It’s a random night in January.
I’m walking along Sal’s major highway – the one that extends along the island’s longitudinal axis like a vein.
I’m headed towards Santa Maria, at the southernmost end of the island.
The road is smooth and empty. Population here is low relative to land area, so the road is usually empty at any given instance in time – as far as the eye can see.
I enjoy playing dreamy surreal songs from Wildlight while walking along this road at night. Autograf too. I like their music too for stuff like this.
I walk along the edge of the road as it wraps over a hill. On a good hill you can see the edges of the island. During the day.
I think it’s an interesting feeling: Standing on a highway and being able to see the water lapping against different shores delineating the island. It makes you much more keenly aware that you’re really just standing on a piece of land surrounded by water.
Any piece of ground anywhere on the planet is a part of an expanse of land surrounded by water, but it’s just never really something you’re very conscious of- until you’re staring at the different edges of the stretch of land you’re standing on.
I’ve just come across someone. A guy. He’s about the same age as I am. Thereabouts.
There’s a tall structure off the highway. A little into the desert. I’m not sure what it is. It looks like something in-between a lighthouse and a telecommunications mast.
I think I was walking towards it out of curiosity when I came across him. He works security there. He’s on a night shift.
We talk for a bit. He’s from the Gambia I think.
There’s something of a language barrier, so we can’t communicate extensively. We spend some time hanging out in his living quarters. It’s a small room at the base of the tall structure. We’re talking about Santa Maria, and watching some Youtube videos on his phone.
It’s strange seeing technology from the perspective of an insider-somewhat. To a lot of people an app is really just a name that they generally associate with the emotions they experience from using it.
And the company behind the app, the people who build are maintain it, are really just this nebulous, extra-terrestrial and omniscient “They”. “The YouTube people”, “The Google people”, etc.
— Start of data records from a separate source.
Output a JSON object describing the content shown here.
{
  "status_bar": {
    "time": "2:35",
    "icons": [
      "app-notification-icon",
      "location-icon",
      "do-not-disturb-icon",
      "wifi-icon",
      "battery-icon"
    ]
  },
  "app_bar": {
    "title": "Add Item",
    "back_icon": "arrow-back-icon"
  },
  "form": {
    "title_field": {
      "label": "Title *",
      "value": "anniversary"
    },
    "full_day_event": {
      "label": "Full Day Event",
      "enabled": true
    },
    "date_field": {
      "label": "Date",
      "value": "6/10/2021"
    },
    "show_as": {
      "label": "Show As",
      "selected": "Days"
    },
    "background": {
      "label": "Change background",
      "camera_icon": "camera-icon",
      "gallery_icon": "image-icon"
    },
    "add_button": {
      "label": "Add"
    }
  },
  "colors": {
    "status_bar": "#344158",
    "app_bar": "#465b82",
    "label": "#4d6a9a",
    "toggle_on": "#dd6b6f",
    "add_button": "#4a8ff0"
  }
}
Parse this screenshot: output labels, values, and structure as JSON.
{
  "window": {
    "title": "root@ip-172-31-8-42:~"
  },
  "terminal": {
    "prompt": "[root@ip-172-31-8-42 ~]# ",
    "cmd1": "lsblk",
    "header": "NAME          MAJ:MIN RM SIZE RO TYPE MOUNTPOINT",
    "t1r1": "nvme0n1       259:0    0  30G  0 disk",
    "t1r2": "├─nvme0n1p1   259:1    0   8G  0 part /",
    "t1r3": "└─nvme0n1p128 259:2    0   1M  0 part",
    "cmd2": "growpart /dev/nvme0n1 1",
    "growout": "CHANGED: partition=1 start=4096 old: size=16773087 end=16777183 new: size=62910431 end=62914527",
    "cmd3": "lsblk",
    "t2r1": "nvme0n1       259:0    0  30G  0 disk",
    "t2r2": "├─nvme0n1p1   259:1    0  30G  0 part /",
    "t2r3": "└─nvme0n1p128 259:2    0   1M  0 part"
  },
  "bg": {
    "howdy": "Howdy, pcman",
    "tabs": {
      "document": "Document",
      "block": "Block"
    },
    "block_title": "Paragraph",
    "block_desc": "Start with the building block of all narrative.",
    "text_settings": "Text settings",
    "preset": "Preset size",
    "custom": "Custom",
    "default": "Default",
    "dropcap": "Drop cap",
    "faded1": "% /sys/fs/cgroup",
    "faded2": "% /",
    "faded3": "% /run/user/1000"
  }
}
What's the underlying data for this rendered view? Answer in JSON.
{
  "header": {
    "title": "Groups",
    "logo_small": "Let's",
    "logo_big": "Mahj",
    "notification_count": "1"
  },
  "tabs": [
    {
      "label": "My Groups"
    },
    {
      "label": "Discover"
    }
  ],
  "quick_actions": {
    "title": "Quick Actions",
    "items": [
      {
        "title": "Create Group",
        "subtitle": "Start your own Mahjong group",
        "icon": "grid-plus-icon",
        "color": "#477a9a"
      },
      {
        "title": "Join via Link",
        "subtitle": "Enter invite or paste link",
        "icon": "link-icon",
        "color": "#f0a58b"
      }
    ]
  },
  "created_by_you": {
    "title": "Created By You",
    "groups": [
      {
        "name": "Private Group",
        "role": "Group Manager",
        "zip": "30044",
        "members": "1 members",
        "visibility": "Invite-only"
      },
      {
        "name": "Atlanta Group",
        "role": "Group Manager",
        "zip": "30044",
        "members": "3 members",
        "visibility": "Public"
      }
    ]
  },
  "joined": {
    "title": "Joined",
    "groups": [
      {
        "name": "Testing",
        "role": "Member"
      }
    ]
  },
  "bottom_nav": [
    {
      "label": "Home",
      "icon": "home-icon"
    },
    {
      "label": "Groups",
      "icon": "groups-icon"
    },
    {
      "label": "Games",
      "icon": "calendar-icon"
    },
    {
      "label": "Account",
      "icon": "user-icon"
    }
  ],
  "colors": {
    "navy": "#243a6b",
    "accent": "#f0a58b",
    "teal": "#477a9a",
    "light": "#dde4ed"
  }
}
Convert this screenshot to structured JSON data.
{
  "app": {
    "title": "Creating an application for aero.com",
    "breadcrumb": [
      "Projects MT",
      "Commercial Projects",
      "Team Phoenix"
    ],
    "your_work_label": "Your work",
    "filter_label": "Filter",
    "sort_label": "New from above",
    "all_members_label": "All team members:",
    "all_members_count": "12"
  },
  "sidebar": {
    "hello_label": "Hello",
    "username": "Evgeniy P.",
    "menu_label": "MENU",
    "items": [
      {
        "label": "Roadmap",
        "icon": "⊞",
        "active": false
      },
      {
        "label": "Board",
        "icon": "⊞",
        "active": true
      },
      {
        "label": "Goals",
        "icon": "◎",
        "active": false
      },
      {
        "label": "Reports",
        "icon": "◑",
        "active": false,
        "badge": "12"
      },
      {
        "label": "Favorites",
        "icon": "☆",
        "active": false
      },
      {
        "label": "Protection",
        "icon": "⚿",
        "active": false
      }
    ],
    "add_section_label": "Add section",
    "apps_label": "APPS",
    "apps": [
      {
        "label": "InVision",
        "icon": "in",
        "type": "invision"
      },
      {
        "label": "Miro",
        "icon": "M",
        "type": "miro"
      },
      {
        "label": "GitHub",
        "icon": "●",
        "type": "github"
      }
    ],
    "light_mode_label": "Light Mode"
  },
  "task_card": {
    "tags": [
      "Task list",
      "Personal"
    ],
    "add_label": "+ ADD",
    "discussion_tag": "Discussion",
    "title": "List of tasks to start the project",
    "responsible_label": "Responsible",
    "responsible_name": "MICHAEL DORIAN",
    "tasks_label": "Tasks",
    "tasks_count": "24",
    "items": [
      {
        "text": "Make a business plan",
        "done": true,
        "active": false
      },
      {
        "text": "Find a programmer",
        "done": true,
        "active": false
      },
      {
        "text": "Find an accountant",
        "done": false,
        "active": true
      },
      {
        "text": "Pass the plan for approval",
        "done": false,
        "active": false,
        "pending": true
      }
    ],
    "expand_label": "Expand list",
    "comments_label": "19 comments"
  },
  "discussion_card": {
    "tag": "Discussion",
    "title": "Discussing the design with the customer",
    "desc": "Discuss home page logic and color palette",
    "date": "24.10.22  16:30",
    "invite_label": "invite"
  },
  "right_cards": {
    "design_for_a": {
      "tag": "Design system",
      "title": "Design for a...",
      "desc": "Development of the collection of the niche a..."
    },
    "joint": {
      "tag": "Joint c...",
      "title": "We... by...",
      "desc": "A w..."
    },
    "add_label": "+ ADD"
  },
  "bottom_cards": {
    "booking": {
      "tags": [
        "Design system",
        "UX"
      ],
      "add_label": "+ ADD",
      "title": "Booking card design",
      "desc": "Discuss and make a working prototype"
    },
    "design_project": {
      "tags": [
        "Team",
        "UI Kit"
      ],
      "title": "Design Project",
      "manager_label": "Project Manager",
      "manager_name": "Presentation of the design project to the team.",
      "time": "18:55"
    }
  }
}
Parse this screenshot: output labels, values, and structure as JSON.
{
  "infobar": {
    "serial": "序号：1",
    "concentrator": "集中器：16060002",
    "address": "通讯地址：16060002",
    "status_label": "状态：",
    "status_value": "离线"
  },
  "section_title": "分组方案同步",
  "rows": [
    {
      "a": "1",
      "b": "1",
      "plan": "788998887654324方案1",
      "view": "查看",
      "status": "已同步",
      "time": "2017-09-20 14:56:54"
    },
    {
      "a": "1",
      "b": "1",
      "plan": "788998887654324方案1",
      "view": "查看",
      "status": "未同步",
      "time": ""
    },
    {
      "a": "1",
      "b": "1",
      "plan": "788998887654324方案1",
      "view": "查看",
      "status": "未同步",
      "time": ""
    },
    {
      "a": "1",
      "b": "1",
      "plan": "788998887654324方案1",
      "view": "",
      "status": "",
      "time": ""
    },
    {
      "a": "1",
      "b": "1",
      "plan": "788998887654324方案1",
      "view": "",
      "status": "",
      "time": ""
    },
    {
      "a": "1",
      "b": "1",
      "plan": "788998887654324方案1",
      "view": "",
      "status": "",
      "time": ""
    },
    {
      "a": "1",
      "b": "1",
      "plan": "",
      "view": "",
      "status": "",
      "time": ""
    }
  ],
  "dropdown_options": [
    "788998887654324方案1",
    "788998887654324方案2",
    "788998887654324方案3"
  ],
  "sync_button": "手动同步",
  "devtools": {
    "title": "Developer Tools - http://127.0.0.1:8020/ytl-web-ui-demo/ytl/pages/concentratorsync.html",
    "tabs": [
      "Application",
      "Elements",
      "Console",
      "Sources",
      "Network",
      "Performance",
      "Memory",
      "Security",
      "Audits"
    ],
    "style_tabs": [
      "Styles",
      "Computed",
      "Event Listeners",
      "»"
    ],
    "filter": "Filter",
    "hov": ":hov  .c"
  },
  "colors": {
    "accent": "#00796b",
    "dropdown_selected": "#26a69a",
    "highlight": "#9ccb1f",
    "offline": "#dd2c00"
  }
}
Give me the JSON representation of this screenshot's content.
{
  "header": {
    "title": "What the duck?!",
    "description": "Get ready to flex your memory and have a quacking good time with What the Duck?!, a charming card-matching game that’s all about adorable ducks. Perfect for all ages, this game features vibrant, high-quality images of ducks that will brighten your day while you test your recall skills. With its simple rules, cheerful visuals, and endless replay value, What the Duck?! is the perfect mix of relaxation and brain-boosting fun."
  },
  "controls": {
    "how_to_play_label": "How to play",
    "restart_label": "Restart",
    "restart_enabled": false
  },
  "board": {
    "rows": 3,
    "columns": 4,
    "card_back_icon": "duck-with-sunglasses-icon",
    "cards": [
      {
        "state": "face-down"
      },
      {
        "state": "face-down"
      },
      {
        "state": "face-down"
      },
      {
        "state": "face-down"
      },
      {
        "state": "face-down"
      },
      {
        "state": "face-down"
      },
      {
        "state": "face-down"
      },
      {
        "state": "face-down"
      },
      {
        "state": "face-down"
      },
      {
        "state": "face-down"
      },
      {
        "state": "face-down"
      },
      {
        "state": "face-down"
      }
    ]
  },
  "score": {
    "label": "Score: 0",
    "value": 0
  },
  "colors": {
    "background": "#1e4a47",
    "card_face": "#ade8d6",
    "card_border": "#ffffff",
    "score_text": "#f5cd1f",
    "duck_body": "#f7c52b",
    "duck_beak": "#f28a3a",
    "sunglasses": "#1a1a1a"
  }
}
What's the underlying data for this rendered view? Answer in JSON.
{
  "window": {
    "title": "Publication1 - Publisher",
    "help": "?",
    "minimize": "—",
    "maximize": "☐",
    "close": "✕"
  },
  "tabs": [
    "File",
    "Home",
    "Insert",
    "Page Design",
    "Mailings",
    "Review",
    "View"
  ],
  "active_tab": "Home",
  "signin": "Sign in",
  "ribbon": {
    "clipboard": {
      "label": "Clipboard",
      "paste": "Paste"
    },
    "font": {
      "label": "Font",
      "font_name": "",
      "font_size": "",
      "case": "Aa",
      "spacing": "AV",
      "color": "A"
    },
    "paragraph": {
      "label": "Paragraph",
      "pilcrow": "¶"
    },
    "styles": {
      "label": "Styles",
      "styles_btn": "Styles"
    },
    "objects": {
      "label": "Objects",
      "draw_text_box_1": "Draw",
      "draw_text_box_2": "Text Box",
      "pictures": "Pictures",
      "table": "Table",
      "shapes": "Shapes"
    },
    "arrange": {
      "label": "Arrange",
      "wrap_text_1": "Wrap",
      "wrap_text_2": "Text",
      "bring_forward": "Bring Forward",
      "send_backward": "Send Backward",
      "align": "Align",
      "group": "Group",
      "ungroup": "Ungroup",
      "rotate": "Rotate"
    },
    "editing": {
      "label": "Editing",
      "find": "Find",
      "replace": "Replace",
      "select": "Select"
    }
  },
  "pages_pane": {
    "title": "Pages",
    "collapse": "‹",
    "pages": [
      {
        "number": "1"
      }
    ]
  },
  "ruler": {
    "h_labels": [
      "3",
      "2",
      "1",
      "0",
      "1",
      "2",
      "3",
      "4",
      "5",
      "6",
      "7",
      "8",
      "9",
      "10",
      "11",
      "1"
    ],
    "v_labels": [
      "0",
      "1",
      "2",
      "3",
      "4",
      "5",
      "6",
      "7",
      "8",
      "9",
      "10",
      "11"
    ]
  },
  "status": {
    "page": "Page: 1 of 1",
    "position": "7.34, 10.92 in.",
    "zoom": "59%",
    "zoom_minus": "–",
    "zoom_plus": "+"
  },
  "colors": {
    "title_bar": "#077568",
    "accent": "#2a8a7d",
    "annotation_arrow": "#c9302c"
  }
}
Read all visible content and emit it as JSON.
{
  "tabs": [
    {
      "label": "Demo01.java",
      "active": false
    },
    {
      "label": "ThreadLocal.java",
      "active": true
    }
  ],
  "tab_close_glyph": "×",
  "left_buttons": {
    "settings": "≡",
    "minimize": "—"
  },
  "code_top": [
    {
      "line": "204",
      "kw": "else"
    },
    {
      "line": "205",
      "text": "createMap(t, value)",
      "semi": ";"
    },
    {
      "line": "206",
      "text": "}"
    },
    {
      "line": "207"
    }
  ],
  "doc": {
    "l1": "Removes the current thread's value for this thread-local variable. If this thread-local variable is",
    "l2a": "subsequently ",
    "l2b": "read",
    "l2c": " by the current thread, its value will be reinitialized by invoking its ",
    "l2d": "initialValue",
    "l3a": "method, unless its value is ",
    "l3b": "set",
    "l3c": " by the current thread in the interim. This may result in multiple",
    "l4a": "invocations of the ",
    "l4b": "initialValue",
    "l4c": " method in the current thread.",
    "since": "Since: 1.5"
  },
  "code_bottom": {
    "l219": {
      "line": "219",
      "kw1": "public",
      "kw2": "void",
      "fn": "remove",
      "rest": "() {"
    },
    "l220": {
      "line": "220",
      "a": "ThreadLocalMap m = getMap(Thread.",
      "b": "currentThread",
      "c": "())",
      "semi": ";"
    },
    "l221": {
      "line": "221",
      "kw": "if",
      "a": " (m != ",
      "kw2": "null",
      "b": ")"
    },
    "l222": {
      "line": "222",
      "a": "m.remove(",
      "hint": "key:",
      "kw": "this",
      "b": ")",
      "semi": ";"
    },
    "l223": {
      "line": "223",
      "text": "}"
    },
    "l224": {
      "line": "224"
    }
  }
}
I recently spent about a year living in Silicon Valley, and so that gave me something of an insider perspective into apps and software technology in general. There’s the insider perspective you get from learning about how the tech works, and there’s the social dimension you get from living in a place that’s renowned for software development.
The people behind the apps are neither nebulous, nor extra-terrestrial, nor omniscient. They’re people. Like everyone else. Things that generally happen to people also happen to them.
At some point I feel like I should head back on the road. I mention that to him. We talk a bit more as we head out of his quarters.
He looks like he could use some company on his solitary nights shifts. He also seems to miss his family back in The Gambia.
We exchange our goodbyes and I head out into the night.
Image: Hanging off some weathered rocks somewhere on the western edge of Sal island.